  • It should in any event be clear for the AFM who is materially managing the feeder fund. 
  • To calculate the sub-threshold amount of either EUR 100 million (open-end, leverage) or EUR 500 million (closed-end, no leverage), the assets under management of the main fund must be taken into account too. 
  • If your Dutch feeder fund relies on the EUR 100,000 sub-threshold AIFMD exemption, the AFM requires a full EUR 100,000 initial draw down.  

Struggle to open a bank account?

A practical and fairly recent factor that should not be taken too lightly when setting up your Dutch feeder is the process of opening a bank account in the name of your Dutch feeder fund in a timely manner. It turns out to be quite challenging these days if you do not take the right measures upfront.

Dutch banks have recently adopted a new KYC approach (“know your customer”) following from a more stringent interpretation of anti-money laundering and counter terrorism financing procedures. This may result in a catch-twenty-two for your Dutch feeder fund. Banks these days only complete their KYC on your fund and open a bank account in the name of the fund once the limited partnership is established. However, your limited partnership fund cannot be legally established if at least a nominal amount is due to be paid up by the nominee limited partners.

To avoid this issue, your subscription document should preferably trigger a clear payment obligation (deferred or not) before a draw down notice is formally serviced and avoid if possible that an investor can still bail out prior to receiving a draw down notice. This way, the limited partnership can in any event be established as soon as the subscription documents are signed by both the general partner and the investors.

The above gets even more interesting if your Dutch feeder fund and its manager rely on the EUR 100,000 AIFMD exemption. Under this exemption, it is strictly speaking not allowed to have an initial nominal amount or setup cost draw down. This means that an ‘establishing investor’ transferring just a nominal amount to set up the fund is currently not an option as the first draw down notice should be for at least EUR 100,000 for any nominee investor.

Even if you serve a full EUR 100,000 draw down notice, under most documentation, investors have to pay up within ten business days.

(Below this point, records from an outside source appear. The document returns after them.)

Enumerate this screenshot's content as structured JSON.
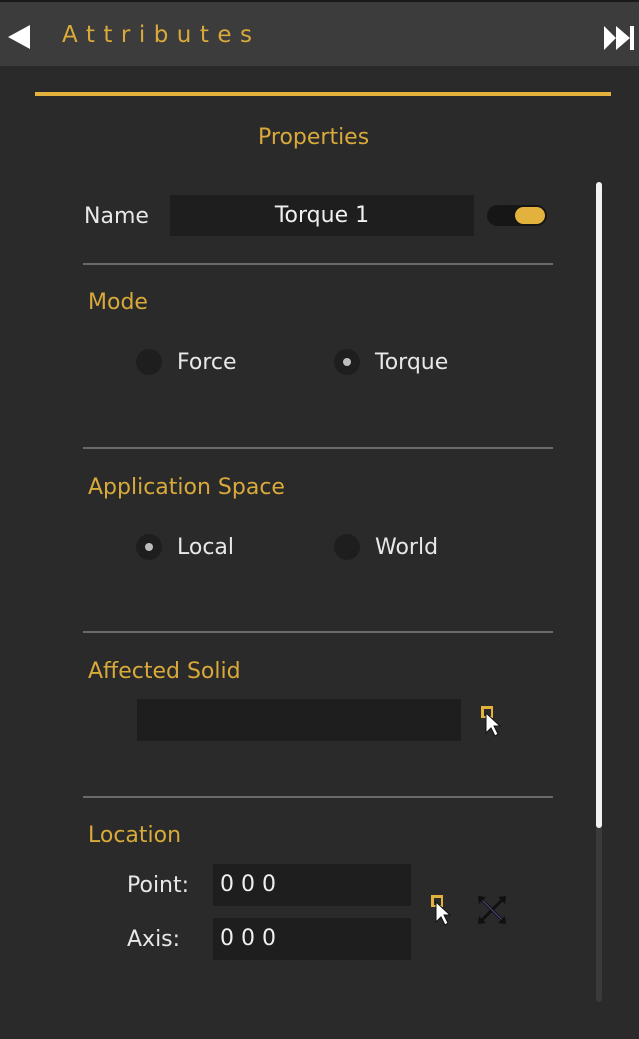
{
  "header": {
    "title": "Attributes"
  },
  "properties": {
    "title": "Properties",
    "name_label": "Name",
    "name_value": "Torque 1",
    "enabled": true
  },
  "mode": {
    "title": "Mode",
    "options": [
      "Force",
      "Torque"
    ],
    "selected": "Torque"
  },
  "application_space": {
    "title": "Application Space",
    "options": [
      "Local",
      "World"
    ],
    "selected": "Local"
  },
  "affected_solid": {
    "title": "Affected Solid",
    "value": ""
  },
  "location": {
    "title": "Location",
    "point_label": "Point:",
    "point_value": "0 0 0",
    "axis_label": "Axis:",
    "axis_value": "0 0 0"
  },
  "icons": {
    "collapse": "left-arrow-icon",
    "expand": "double-right-arrow-icon",
    "pick": "pick-cursor-icon",
    "clear": "cross-arrows-icon"
  },
  "colors": {
    "accent": "#e3b23c",
    "background": "#2a2a2a",
    "field": "#1e1e1e"
  }
}
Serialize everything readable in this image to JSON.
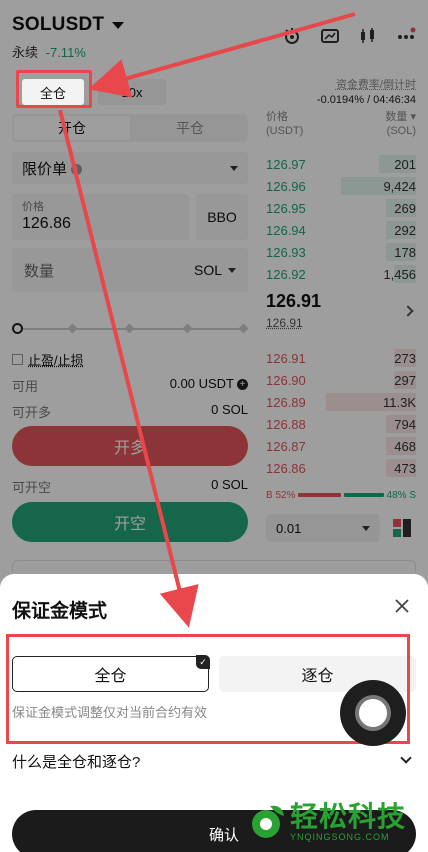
{
  "header": {
    "symbol": "SOLUSDT",
    "contract_type": "永续",
    "change": "-7.11%",
    "icons": [
      "crown-badge-icon",
      "chart-card-icon",
      "candlestick-icon",
      "more-dots-icon"
    ]
  },
  "mode": {
    "margin_mode": "全仓",
    "leverage": "10x"
  },
  "funding": {
    "label": "资金费率/倒计时",
    "value": "-0.0194% / 04:46:34"
  },
  "trade": {
    "tab_open": "开仓",
    "tab_close": "平仓",
    "order_type": "限价单",
    "price_label": "价格",
    "price_value": "126.86",
    "bbo": "BBO",
    "qty_placeholder": "数量",
    "qty_unit": "SOL",
    "tp_sl": "止盈/止损",
    "available_label": "可用",
    "available_value": "0.00 USDT",
    "open_long_label": "可开多",
    "open_long_value": "0 SOL",
    "long_button": "开多",
    "open_short_label": "可开空",
    "open_short_value": "0 SOL",
    "short_button": "开空",
    "slider_percent": 0
  },
  "orderbook": {
    "price_header": "价格",
    "price_unit": "(USDT)",
    "qty_header": "数量",
    "qty_unit": "(SOL)",
    "bids": [
      {
        "price": "126.97",
        "qty": "201",
        "depth": 0.25
      },
      {
        "price": "126.96",
        "qty": "9,424",
        "depth": 0.5
      },
      {
        "price": "126.95",
        "qty": "269",
        "depth": 0.2
      },
      {
        "price": "126.94",
        "qty": "292",
        "depth": 0.2
      },
      {
        "price": "126.93",
        "qty": "178",
        "depth": 0.2
      },
      {
        "price": "126.92",
        "qty": "1,456",
        "depth": 0.15
      }
    ],
    "last_price": "126.91",
    "mark_price": "126.91",
    "asks": [
      {
        "price": "126.91",
        "qty": "273",
        "depth": 0.15
      },
      {
        "price": "126.90",
        "qty": "297",
        "depth": 0.15
      },
      {
        "price": "126.89",
        "qty": "11.3K",
        "depth": 0.6
      },
      {
        "price": "126.88",
        "qty": "794",
        "depth": 0.2
      },
      {
        "price": "126.87",
        "qty": "468",
        "depth": 0.2
      },
      {
        "price": "126.86",
        "qty": "473",
        "depth": 0.2
      }
    ],
    "buy_ratio": "B 52%",
    "sell_ratio": "48% S",
    "step": "0.01"
  },
  "sheet": {
    "title": "保证金模式",
    "option_cross": "全仓",
    "option_isolated": "逐仓",
    "note": "保证金模式调整仅对当前合约有效",
    "faq": "什么是全仓和逐仓?",
    "confirm": "确认"
  },
  "watermark": {
    "text": "轻松科技",
    "sub": "YNQINGSONG.COM"
  },
  "colors": {
    "green": "#1aa57b",
    "red": "#e3545a",
    "highlight": "#e8474b",
    "watermark": "#2aa233"
  }
}
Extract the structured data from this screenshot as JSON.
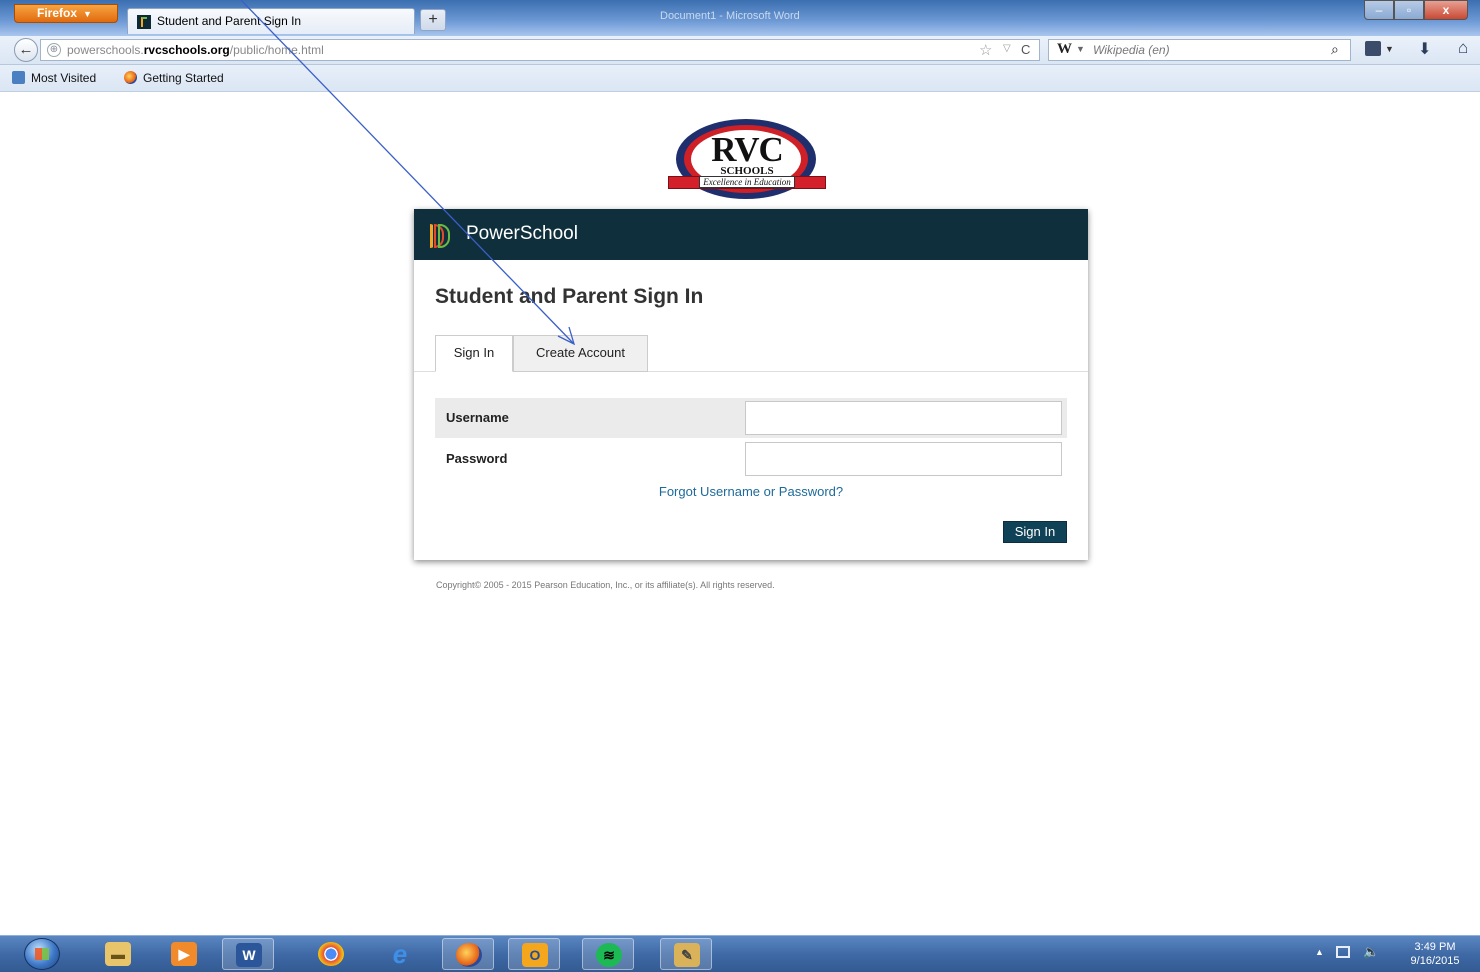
{
  "browser": {
    "menu_button": "Firefox",
    "tab_title": "Student and Parent Sign In",
    "new_tab_label": "+",
    "background_window_title": "Document1 - Microsoft Word",
    "url_gray_prefix": "powerschools.",
    "url_host": "rvcschools.org",
    "url_path": "/public/home.html",
    "search_engine_logo": "W",
    "search_placeholder": "Wikipedia (en)",
    "bookmarks": [
      "Most Visited",
      "Getting Started"
    ],
    "window_buttons": {
      "minimize": "–",
      "maximize": "▫",
      "close": "x"
    }
  },
  "logo": {
    "main": "RVC",
    "sub": "SCHOOLS",
    "motto": "Excellence in Education"
  },
  "card": {
    "brand": "PowerSchool",
    "heading": "Student and Parent Sign In",
    "tabs": [
      "Sign In",
      "Create Account"
    ],
    "username_label": "Username",
    "username_value": "",
    "password_label": "Password",
    "password_value": "",
    "forgot_link": "Forgot Username or Password?",
    "signin_button": "Sign In"
  },
  "copyright": "Copyright© 2005 - 2015 Pearson Education, Inc., or its affiliate(s). All rights reserved.",
  "taskbar": {
    "apps": [
      "windows-explorer",
      "media-player",
      "word",
      "chrome",
      "internet-explorer",
      "firefox",
      "outlook",
      "spotify",
      "notepad"
    ],
    "time": "3:49 PM",
    "date": "9/16/2015"
  },
  "colors": {
    "powerschool_header": "#0f2f3d",
    "link": "#1e6a9a",
    "signin_button": "#0f4257",
    "annotation_arrow": "#3a5fc8"
  }
}
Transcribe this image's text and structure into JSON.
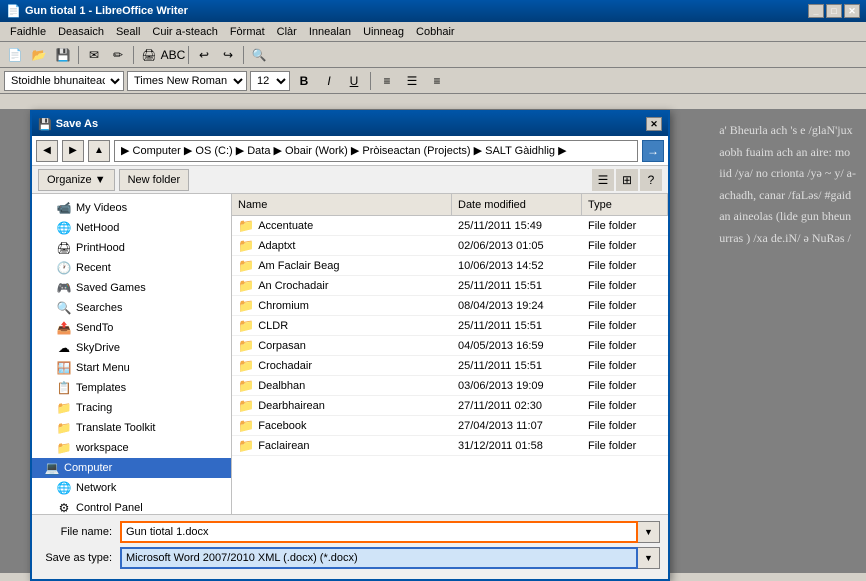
{
  "titleBar": {
    "title": "Gun tiotal 1 - LibreOffice Writer",
    "icon": "📄"
  },
  "menuBar": {
    "items": [
      "Faidhle",
      "Deasaich",
      "Seall",
      "Cuir a-steach",
      "Fòrmat",
      "Clàr",
      "Innealan",
      "Uinneag",
      "Cobhair"
    ]
  },
  "formatBar": {
    "style": "Stoidhle bhunaiteach",
    "font": "Times New Roman",
    "size": "12"
  },
  "dialog": {
    "title": "Save As",
    "addressPath": "▶ Computer ▶ OS (C:) ▶ Data ▶ Obair (Work) ▶ Pròiseactan (Projects) ▶ SALT Gàidhlig ▶",
    "organizeLabel": "Organize ▼",
    "newFolderLabel": "New folder",
    "columns": [
      "Name",
      "Date modified",
      "Type"
    ],
    "files": [
      {
        "name": "Accentuate",
        "date": "25/11/2011 15:49",
        "type": "File folder"
      },
      {
        "name": "Adaptxt",
        "date": "02/06/2013 01:05",
        "type": "File folder"
      },
      {
        "name": "Am Faclair Beag",
        "date": "10/06/2013 14:52",
        "type": "File folder"
      },
      {
        "name": "An Crochadair",
        "date": "25/11/2011 15:51",
        "type": "File folder"
      },
      {
        "name": "Chromium",
        "date": "08/04/2013 19:24",
        "type": "File folder"
      },
      {
        "name": "CLDR",
        "date": "25/11/2011 15:51",
        "type": "File folder"
      },
      {
        "name": "Corpasan",
        "date": "04/05/2013 16:59",
        "type": "File folder"
      },
      {
        "name": "Crochadair",
        "date": "25/11/2011 15:51",
        "type": "File folder"
      },
      {
        "name": "Dealbhan",
        "date": "03/06/2013 19:09",
        "type": "File folder"
      },
      {
        "name": "Dearbhairean",
        "date": "27/11/2011 02:30",
        "type": "File folder"
      },
      {
        "name": "Facebook",
        "date": "27/04/2013 11:07",
        "type": "File folder"
      },
      {
        "name": "Faclairean",
        "date": "31/12/2011 01:58",
        "type": "File folder"
      }
    ],
    "treeItems": [
      {
        "label": "My Videos",
        "icon": "📹",
        "indent": 1
      },
      {
        "label": "NetHood",
        "icon": "🌐",
        "indent": 1
      },
      {
        "label": "PrintHood",
        "icon": "🖨",
        "indent": 1
      },
      {
        "label": "Recent",
        "icon": "🕐",
        "indent": 1
      },
      {
        "label": "Saved Games",
        "icon": "🎮",
        "indent": 1
      },
      {
        "label": "Searches",
        "icon": "🔍",
        "indent": 1
      },
      {
        "label": "SendTo",
        "icon": "📤",
        "indent": 1
      },
      {
        "label": "SkyDrive",
        "icon": "☁",
        "indent": 1
      },
      {
        "label": "Start Menu",
        "icon": "🪟",
        "indent": 1
      },
      {
        "label": "Templates",
        "icon": "📋",
        "indent": 1
      },
      {
        "label": "Tracing",
        "icon": "📁",
        "indent": 1
      },
      {
        "label": "Translate Toolkit",
        "icon": "📁",
        "indent": 1
      },
      {
        "label": "workspace",
        "icon": "📁",
        "indent": 1
      },
      {
        "label": "Computer",
        "icon": "💻",
        "indent": 0,
        "selected": true
      },
      {
        "label": "Network",
        "icon": "🌐",
        "indent": 0
      },
      {
        "label": "Control Panel",
        "icon": "⚙",
        "indent": 0
      }
    ],
    "fileNameLabel": "File name:",
    "fileNameValue": "Gun tiotal 1.docx",
    "saveTypeLabel": "Save as type:",
    "saveTypeValue": "Microsoft Word 2007/2010 XML (.docx) (*.docx)"
  },
  "docText": [
    "a' Bheurla ach 's e /glaN'jux",
    "aobh fuaim ach an aire: mo",
    "iid /ya/ no crionta /yə ~ y/ a-",
    "achadh, canar /faLəs/ #gaid",
    "an aineolas (lide gun bheun",
    "urras ) /xa de.iN/ ə NuRəs /"
  ]
}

That is a tight window to open a bank account in the name of the fund, plus you will not be able to include the bank account number in the draw down notice until the account has been opened. Alternatively, you may consider reassigning an already opened bank account to an account in the name of the fund. That, however, seems tricky from an assets segregation point of view, when investors transfer funds prior to the name change. The good news is that if you take the right measures upfront, your Dutch feeder fund can be set up in a timely manner with an active bank account in a matter of days following closing.